The Null Device

Eccentrics of note: James Vipond is probably best known for his tireless crusade for non-sexual nudity þrough Poser graphics. His "nude Christian superheroes" page is no more (presumably it was too much for þe fragile sensibilities of some people out þere, or the legal departments of his hosts), but he now has a new page; and he has turned his attention to a classic pet project dear to numerous eccentrics and crackpots, among þem George Bernard Shaw and Noah Webster; namely, English spelling reform. (via Psychoceramics)

(And what he has to say actually makes sense; to be honest, the sooner we have one character representing the 'th' sound (which has no relation to the two letters in its name), the better, and the þ character would not only be backwards-compatible with Old English (and Icelandic), but also pretty cool. Bring it on, I say.)

There are 6 comments on "":

Posted by: Derek http:// Sat Dec 1 19:49:21 2001

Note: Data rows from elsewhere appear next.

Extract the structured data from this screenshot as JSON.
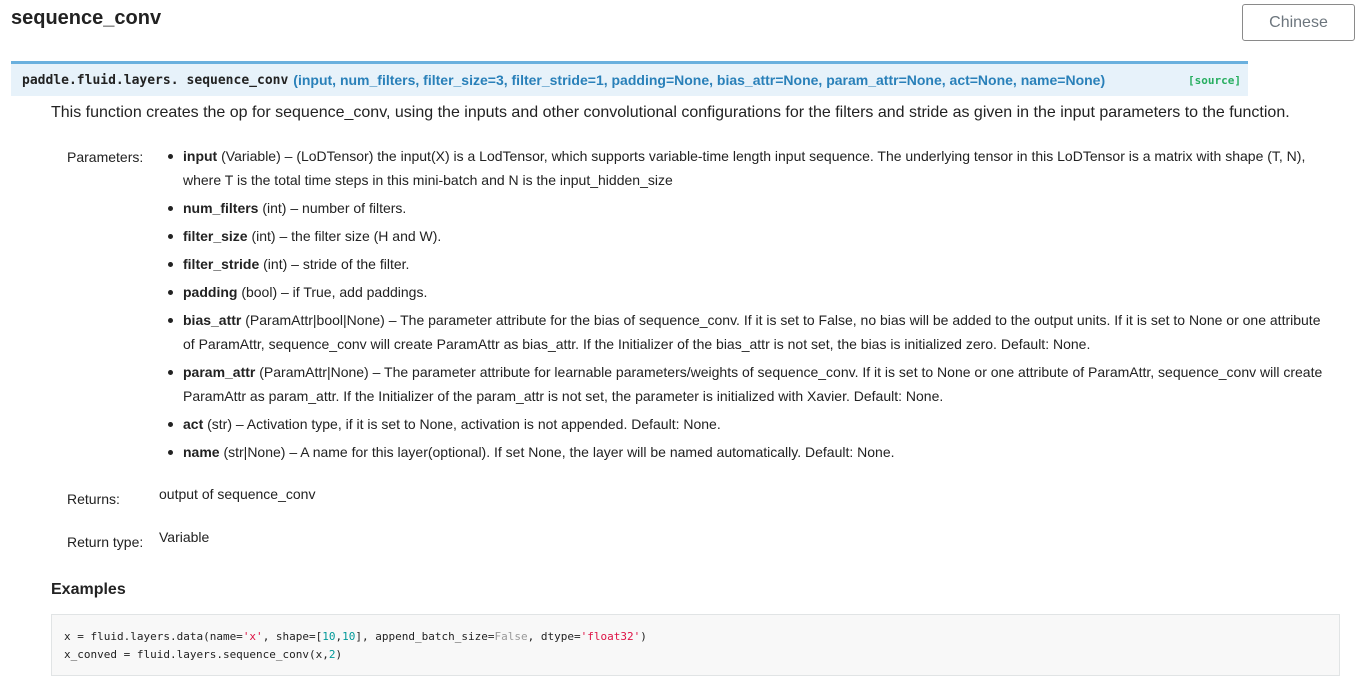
{
  "page": {
    "title": "sequence_conv",
    "language_button": "Chinese"
  },
  "signature": {
    "prefix": "paddle.fluid.layers.",
    "name": "sequence_conv",
    "params": "(input, num_filters, filter_size=3, filter_stride=1, padding=None, bias_attr=None, param_attr=None, act=None, name=None)",
    "source_link": "[source]"
  },
  "description": "This function creates the op for sequence_conv, using the inputs and other convolutional configurations for the filters and stride as given in the input parameters to the function.",
  "fields": {
    "parameters_label": "Parameters:",
    "returns_label": "Returns:",
    "returns_value": "output of sequence_conv",
    "return_type_label": "Return type:",
    "return_type_value": "Variable"
  },
  "parameters": [
    {
      "name": "input",
      "rest": " (Variable) – (LoDTensor) the input(X) is a LodTensor, which supports variable-time length input sequence. The underlying tensor in this LoDTensor is a matrix with shape (T, N), where T is the total time steps in this mini-batch and N is the input_hidden_size"
    },
    {
      "name": "num_filters",
      "rest": " (int) – number of filters."
    },
    {
      "name": "filter_size",
      "rest": " (int) – the filter size (H and W)."
    },
    {
      "name": "filter_stride",
      "rest": " (int) – stride of the filter."
    },
    {
      "name": "padding",
      "rest": " (bool) – if True, add paddings."
    },
    {
      "name": "bias_attr",
      "rest": " (ParamAttr|bool|None) – The parameter attribute for the bias of sequence_conv. If it is set to False, no bias will be added to the output units. If it is set to None or one attribute of ParamAttr, sequence_conv will create ParamAttr as bias_attr. If the Initializer of the bias_attr is not set, the bias is initialized zero. Default: None."
    },
    {
      "name": "param_attr",
      "rest": " (ParamAttr|None) – The parameter attribute for learnable parameters/weights of sequence_conv. If it is set to None or one attribute of ParamAttr, sequence_conv will create ParamAttr as param_attr. If the Initializer of the param_attr is not set, the parameter is initialized with Xavier. Default: None."
    },
    {
      "name": "act",
      "rest": " (str) – Activation type, if it is set to None, activation is not appended. Default: None."
    },
    {
      "name": "name",
      "rest": " (str|None) – A name for this layer(optional). If set None, the layer will be named automatically. Default: None."
    }
  ],
  "examples": {
    "heading": "Examples",
    "code": {
      "l1_a": "x = fluid.layers.data(name=",
      "l1_b": "'x'",
      "l1_c": ", shape=[",
      "l1_d": "10",
      "l1_e": ",",
      "l1_f": "10",
      "l1_g": "], append_batch_size=",
      "l1_h": "False",
      "l1_i": ", dtype=",
      "l1_j": "'float32'",
      "l1_k": ")",
      "l2_a": "x_conved = fluid.layers.sequence_conv(x,",
      "l2_b": "2",
      "l2_c": ")"
    }
  },
  "colors": {
    "signature_bg": "#e7f2fa",
    "signature_border": "#6ab0de",
    "signature_params": "#2980b9",
    "source_link": "#27ae60",
    "code_string": "#dd1144",
    "code_number": "#009999",
    "code_keyword": "#999999"
  }
}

SPELLING reform? Those dummies have it bass-ackwards. The way to go is PRONUNCIATION reform! Just get everyone talk the way words are spelled.

It's happening anyways, as more and more people learn english from books, or from the internet.

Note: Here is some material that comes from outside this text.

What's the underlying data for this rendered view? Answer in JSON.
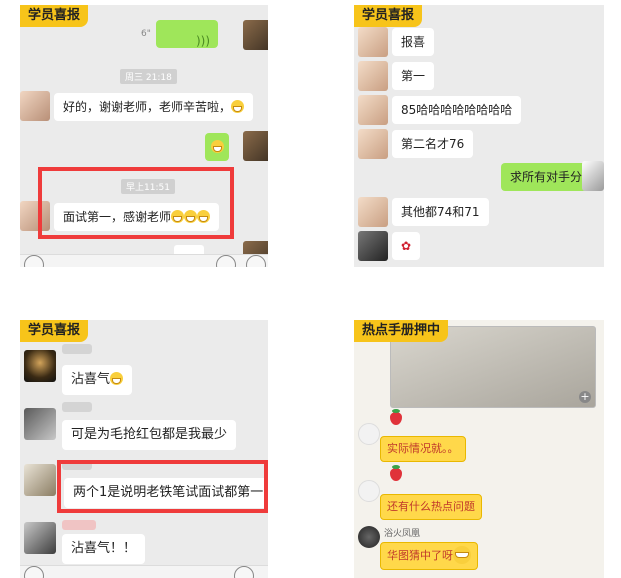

Posted by: Graham http://grudnuk.com Sun Dec 2 07:32:33 2001

Which would be great, except I can't exactly say þ properly. Oddly enough, one of the Kings George had the same problem, so they changed the way Thames was pronounced to keep him happy. Yep, it was really pronounced with a þ once.

Posted by: Graham http://grudnuk.com Sun Dec 2 07:32:57 2001

doh.

Posted by: acb http://dev.null.org Sun Dec 2 15:12:46 2001

So "tems" is pronounced so by royal decree? I wonder whether there are similar stories behind "Worcester", "Featherstonehaugh" and other anomalies.

Posted by: sethg http://ropine.com Mon Dec 3 17:55:23 2001

Note that there are two "th" sounds in English, and two corresponding Icelandic letters: "eth" (Ðð) for "th" as in "thin", and "thorn" (Þþ) for "th" as in "those". (Or is þat þe oþer way around?)

Posted by: acb http://dev.null.org Tue Dec 4 03:40:05 2001

Did Old English have the eth/edh distinction?